◆ To do:
What lines in the records below hold the string "time"? Please show them.

(Data about app and page elements)
>>>>>
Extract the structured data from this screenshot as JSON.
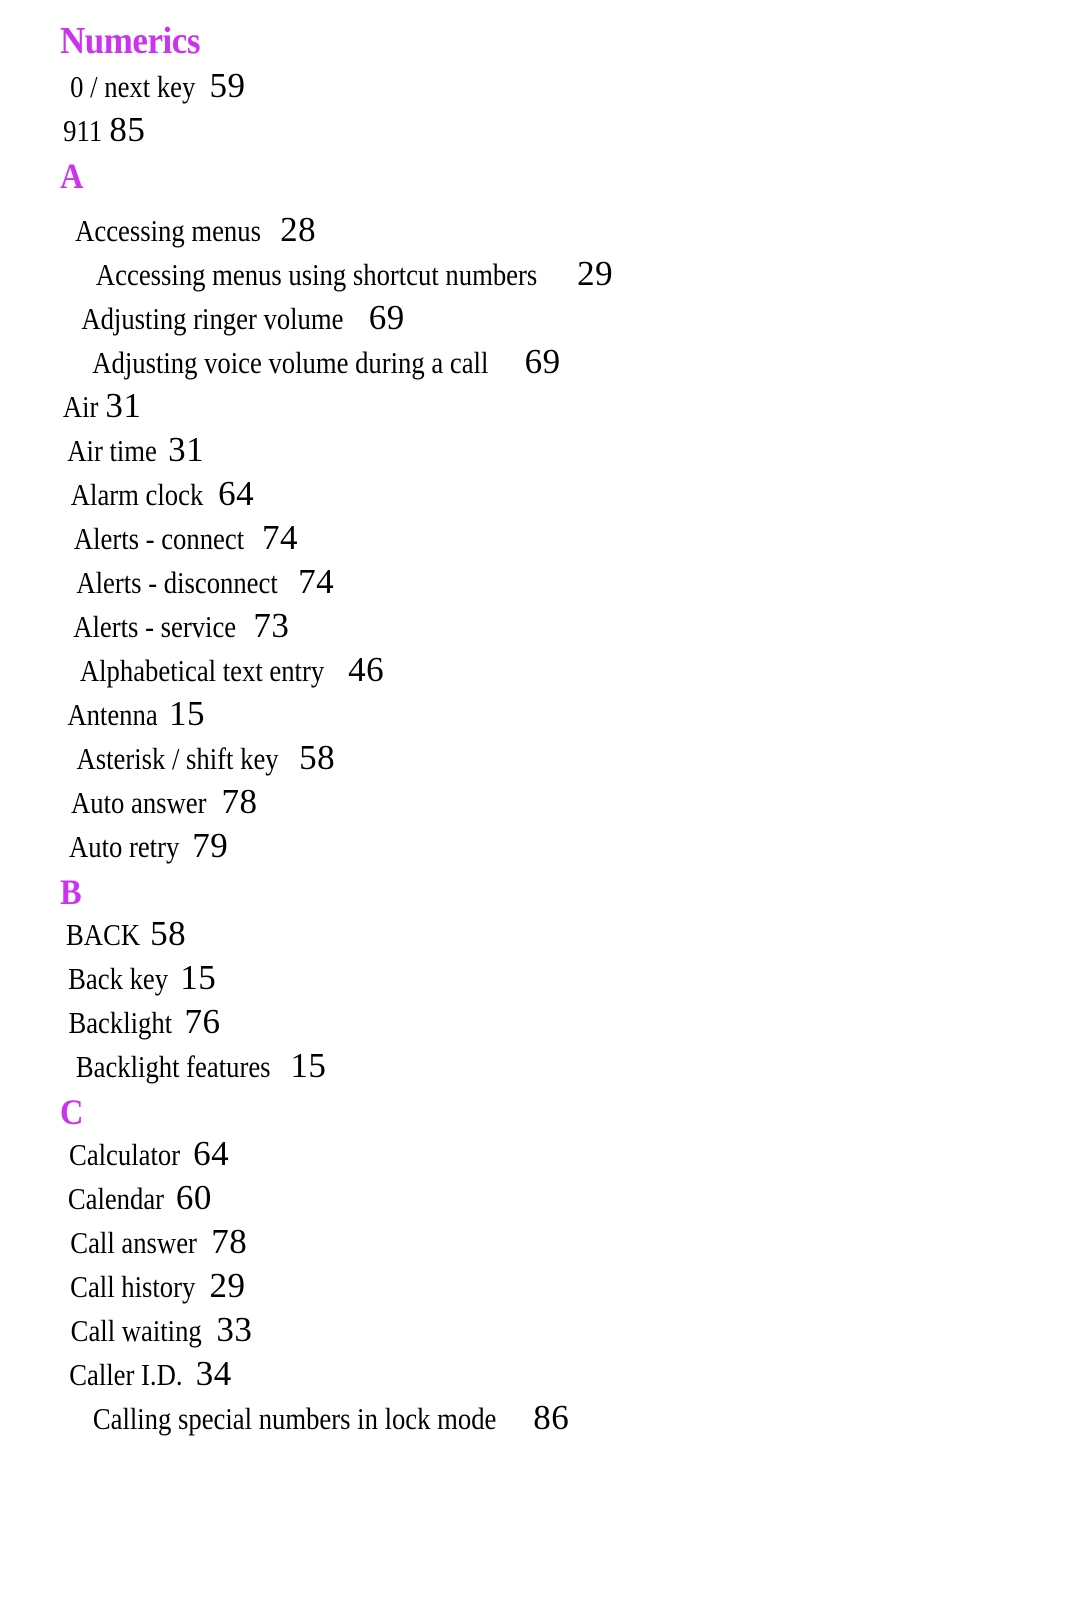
{
  "document": {
    "type": "book-index",
    "page_background": "#ffffff",
    "heading_color": "#cc33ee",
    "text_color": "#000000"
  },
  "sections": [
    {
      "id": "numerics",
      "heading": "Numerics",
      "heading_style": "word",
      "entries": [
        {
          "label": "0 / next key",
          "page": "59"
        },
        {
          "label": "911",
          "page": "85"
        }
      ]
    },
    {
      "id": "a",
      "heading": "A",
      "heading_style": "letter",
      "entries": [
        {
          "label": "Accessing menus",
          "page": "28"
        },
        {
          "label": "Accessing menus using shortcut numbers",
          "page": "29"
        },
        {
          "label": "Adjusting ringer volume",
          "page": "69"
        },
        {
          "label": "Adjusting voice volume during a call",
          "page": "69"
        },
        {
          "label": "Air",
          "page": "31"
        },
        {
          "label": "Air time",
          "page": "31"
        },
        {
          "label": "Alarm clock",
          "page": "64"
        },
        {
          "label": "Alerts - connect",
          "page": "74"
        },
        {
          "label": "Alerts - disconnect",
          "page": "74"
        },
        {
          "label": "Alerts - service",
          "page": "73"
        },
        {
          "label": "Alphabetical text entry",
          "page": "46"
        },
        {
          "label": "Antenna",
          "page": "15"
        },
        {
          "label": "Asterisk / shift key",
          "page": "58"
        },
        {
          "label": "Auto answer",
          "page": "78"
        },
        {
          "label": "Auto retry",
          "page": "79"
        }
      ]
    },
    {
      "id": "b",
      "heading": "B",
      "heading_style": "letter",
      "entries": [
        {
          "label": "BACK",
          "page": "58",
          "smallcaps": true
        },
        {
          "label": "Back key",
          "page": "15"
        },
        {
          "label": "Backlight",
          "page": "76"
        },
        {
          "label": "Backlight features",
          "page": "15"
        }
      ]
    },
    {
      "id": "c",
      "heading": "C",
      "heading_style": "letter",
      "entries": [
        {
          "label": "Calculator",
          "page": "64"
        },
        {
          "label": "Calendar",
          "page": "60"
        },
        {
          "label": "Call answer",
          "page": "78"
        },
        {
          "label": "Call history",
          "page": "29"
        },
        {
          "label": "Call waiting",
          "page": "33"
        },
        {
          "label": "Caller I.D.",
          "page": "34"
        },
        {
          "label": "Calling special numbers in lock mode",
          "page": "86"
        }
      ]
    }
  ]
}
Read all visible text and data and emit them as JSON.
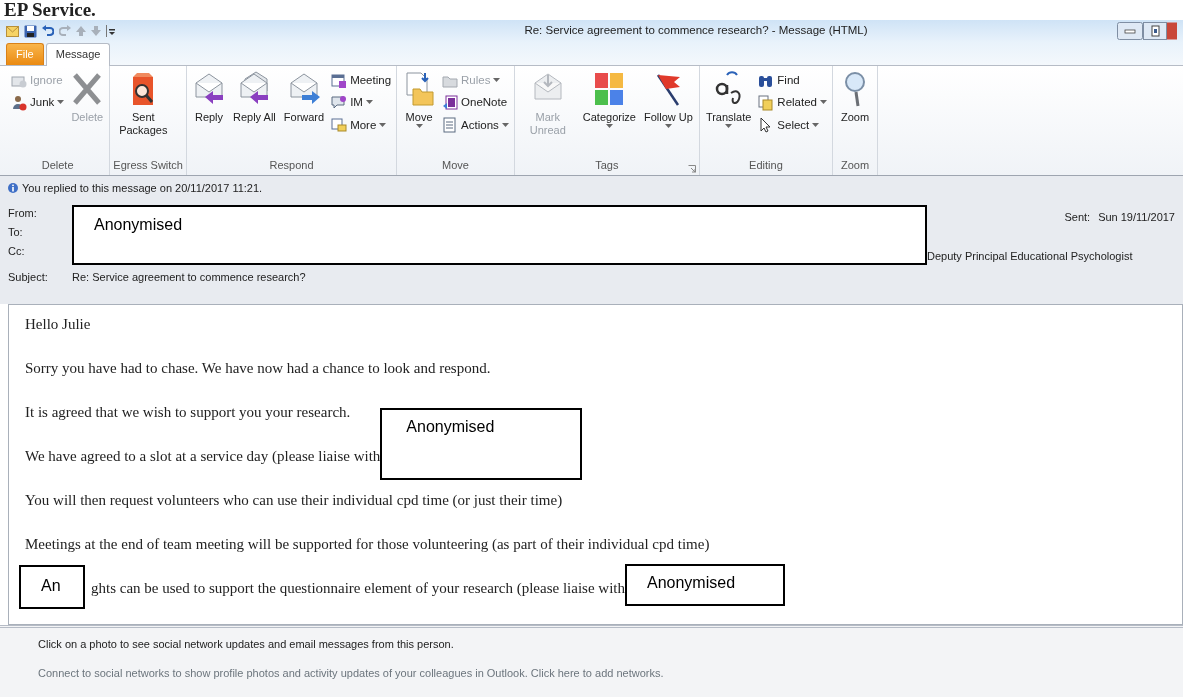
{
  "heading": "EP Service.",
  "window": {
    "title": "Re: Service agreement to commence research? - Message (HTML)"
  },
  "tabs": [
    {
      "label": "File",
      "kind": "file",
      "selected": false
    },
    {
      "label": "Message",
      "kind": "tab",
      "selected": true
    }
  ],
  "ribbon_groups": [
    {
      "label": "Delete",
      "items": [
        {
          "label": "Ignore",
          "kind": "small",
          "disabled": true,
          "dropdown": false
        },
        {
          "label": "Junk",
          "kind": "small",
          "disabled": false,
          "dropdown": true
        },
        {
          "label": "Delete",
          "kind": "large",
          "disabled": true,
          "dropdown": false
        }
      ]
    },
    {
      "label": "Egress Switch",
      "items": [
        {
          "label": "Sent Packages",
          "kind": "large",
          "disabled": false,
          "dropdown": false
        }
      ]
    },
    {
      "label": "Respond",
      "items": [
        {
          "label": "Reply",
          "kind": "large",
          "disabled": false,
          "dropdown": false
        },
        {
          "label": "Reply All",
          "kind": "large",
          "disabled": false,
          "dropdown": false
        },
        {
          "label": "Forward",
          "kind": "large",
          "disabled": false,
          "dropdown": false
        },
        {
          "label": "Meeting",
          "kind": "small",
          "disabled": false,
          "dropdown": false
        },
        {
          "label": "IM",
          "kind": "small",
          "disabled": false,
          "dropdown": true
        },
        {
          "label": "More",
          "kind": "small",
          "disabled": false,
          "dropdown": true
        }
      ]
    },
    {
      "label": "Move",
      "items": [
        {
          "label": "Move",
          "kind": "large",
          "disabled": false,
          "dropdown": true
        },
        {
          "label": "Rules",
          "kind": "small",
          "disabled": true,
          "dropdown": true
        },
        {
          "label": "OneNote",
          "kind": "small",
          "disabled": false,
          "dropdown": false
        },
        {
          "label": "Actions",
          "kind": "small",
          "disabled": false,
          "dropdown": true
        }
      ]
    },
    {
      "label": "Tags",
      "launcher": true,
      "items": [
        {
          "label": "Mark Unread",
          "kind": "large",
          "disabled": true,
          "dropdown": false
        },
        {
          "label": "Categorize",
          "kind": "large",
          "disabled": false,
          "dropdown": true
        },
        {
          "label": "Follow Up",
          "kind": "large",
          "disabled": false,
          "dropdown": true
        }
      ]
    },
    {
      "label": "Editing",
      "items": [
        {
          "label": "Translate",
          "kind": "large",
          "disabled": false,
          "dropdown": true
        },
        {
          "label": "Find",
          "kind": "small",
          "disabled": false,
          "dropdown": false
        },
        {
          "label": "Related",
          "kind": "small",
          "disabled": false,
          "dropdown": true
        },
        {
          "label": "Select",
          "kind": "small",
          "disabled": false,
          "dropdown": true
        }
      ]
    },
    {
      "label": "Zoom",
      "items": [
        {
          "label": "Zoom",
          "kind": "large",
          "disabled": false,
          "dropdown": false
        }
      ]
    }
  ],
  "info_bar": "You replied to this message on 20/11/2017 11:21.",
  "header": {
    "labels": [
      "From:",
      "To:",
      "Cc:"
    ],
    "redaction": "Anonymised",
    "sent_label": "Sent:",
    "sent_value": "Sun 19/11/2017",
    "cc_title": "Deputy Principal Educational Psychologist",
    "subject_label": "Subject:",
    "subject": "Re: Service agreement to commence research?"
  },
  "body": [
    {
      "text": "Hello Julie"
    },
    {
      "text": "Sorry you have had to chase. We have now had a chance to look and respond."
    },
    {
      "text": "It is agreed that we wish to support you your research."
    },
    {
      "text": "We have agreed to a slot at a service day (please liaise with",
      "redaction": "Anonymised"
    },
    {
      "text": "You will then request volunteers who can use their individual cpd time (or just their time)"
    },
    {
      "text": "Meetings at the end of team meeting will be supported for those  volunteering (as part of their individual cpd time)"
    },
    {
      "text": "ghts can be used to support the questionnaire element of your research (please liaise with",
      "lead_redaction": "An",
      "redaction": "Anonymised"
    }
  ],
  "people_pane": [
    "Click on a photo to see social network updates and email messages from this person.",
    "Connect to social networks to show profile photos and activity updates of your colleagues in Outlook. Click here to add networks."
  ]
}
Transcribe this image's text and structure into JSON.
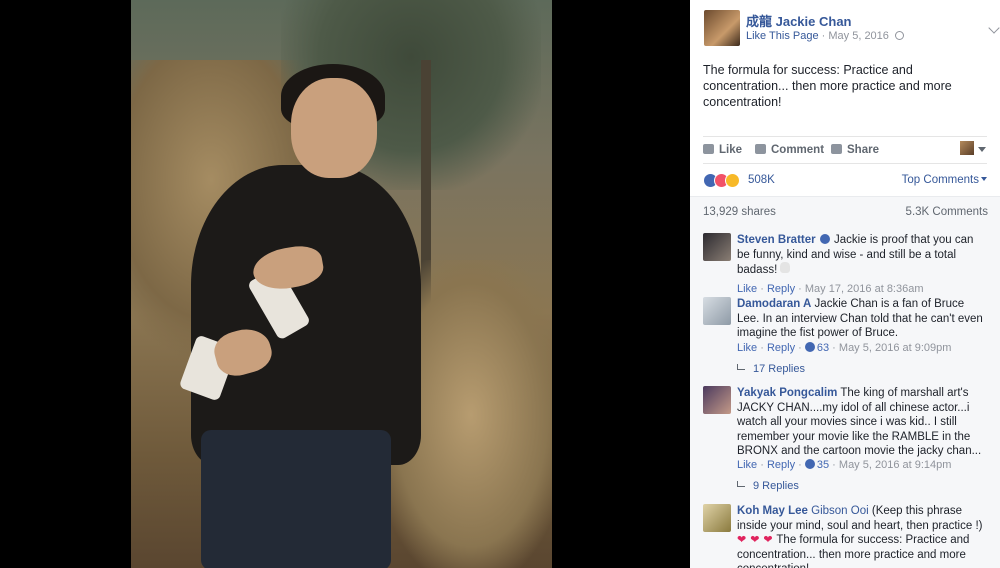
{
  "post": {
    "page_name": "成龍 Jackie Chan",
    "like_page": "Like This Page",
    "date": "May 5, 2016",
    "text": "The formula for success: Practice and concentration... then more practice and more concentration!"
  },
  "actions": {
    "like": "Like",
    "comment": "Comment",
    "share": "Share"
  },
  "reactions": {
    "count": "508K",
    "sort_label": "Top Comments"
  },
  "stats": {
    "shares": "13,929 shares",
    "comments": "5.3K Comments"
  },
  "comments": [
    {
      "name": "Steven Bratter",
      "text": "Jackie is proof that you can be funny, kind and wise - and still be a total badass!",
      "like": "Like",
      "reply": "Reply",
      "likes": "",
      "time": "May 17, 2016 at 8:36am",
      "replies": ""
    },
    {
      "name": "Damodaran A",
      "text": "Jackie Chan is a fan of Bruce Lee. In an interview Chan told that he can't even imagine the fist power of Bruce.",
      "like": "Like",
      "reply": "Reply",
      "likes": "63",
      "time": "May 5, 2016 at 9:09pm",
      "replies": "17 Replies"
    },
    {
      "name": "Yakyak Pongcalim",
      "text": "The king of marshall art's JACKY CHAN....my idol of all chinese actor...i watch all your movies since i was kid.. I still remember your movie like the RAMBLE in the BRONX and the cartoon movie the jacky chan...",
      "like": "Like",
      "reply": "Reply",
      "likes": "35",
      "time": "May 5, 2016 at 9:14pm",
      "replies": "9 Replies"
    },
    {
      "name": "Koh May Lee",
      "tag": "Gibson Ooi",
      "text_a": "(Keep this phrase inside your mind, soul and heart, then practice !)",
      "text_b": "The formula for success: Practice and concentration... then more practice and more concentration!"
    }
  ],
  "colors": {
    "link": "#365899",
    "like_blue": "#4267b2",
    "love_red": "#f25268",
    "haha_yellow": "#f7b928"
  }
}
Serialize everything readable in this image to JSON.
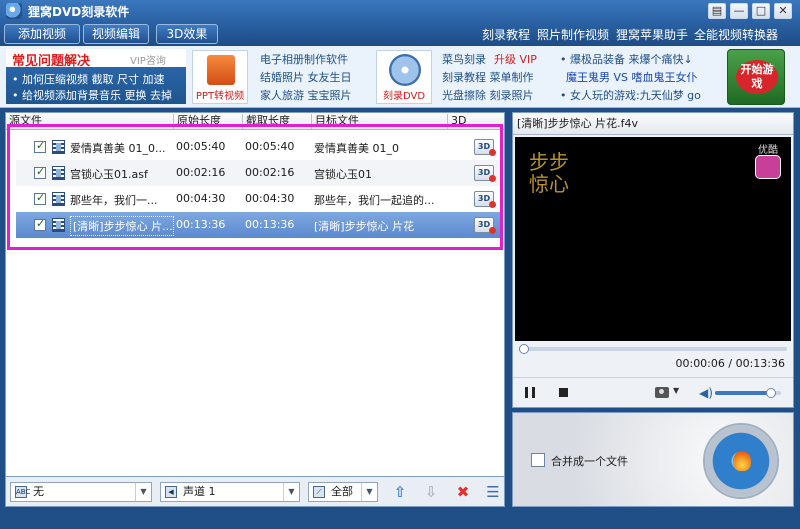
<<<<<
◆ Worked solution:
          "label": "Air time",
      "text": "You will then request volunteers who can use their individual cpd time (or just their time)"
      "text": "Meetings at the end of team meeting will be supported for those  volunteering (as part of their individual cpd time)"
      "time": "May 17, 2016 at 8:36am",
      "time": "May 5, 2016 at 9:09pm",
      "time": "May 5, 2016 at 9:14pm",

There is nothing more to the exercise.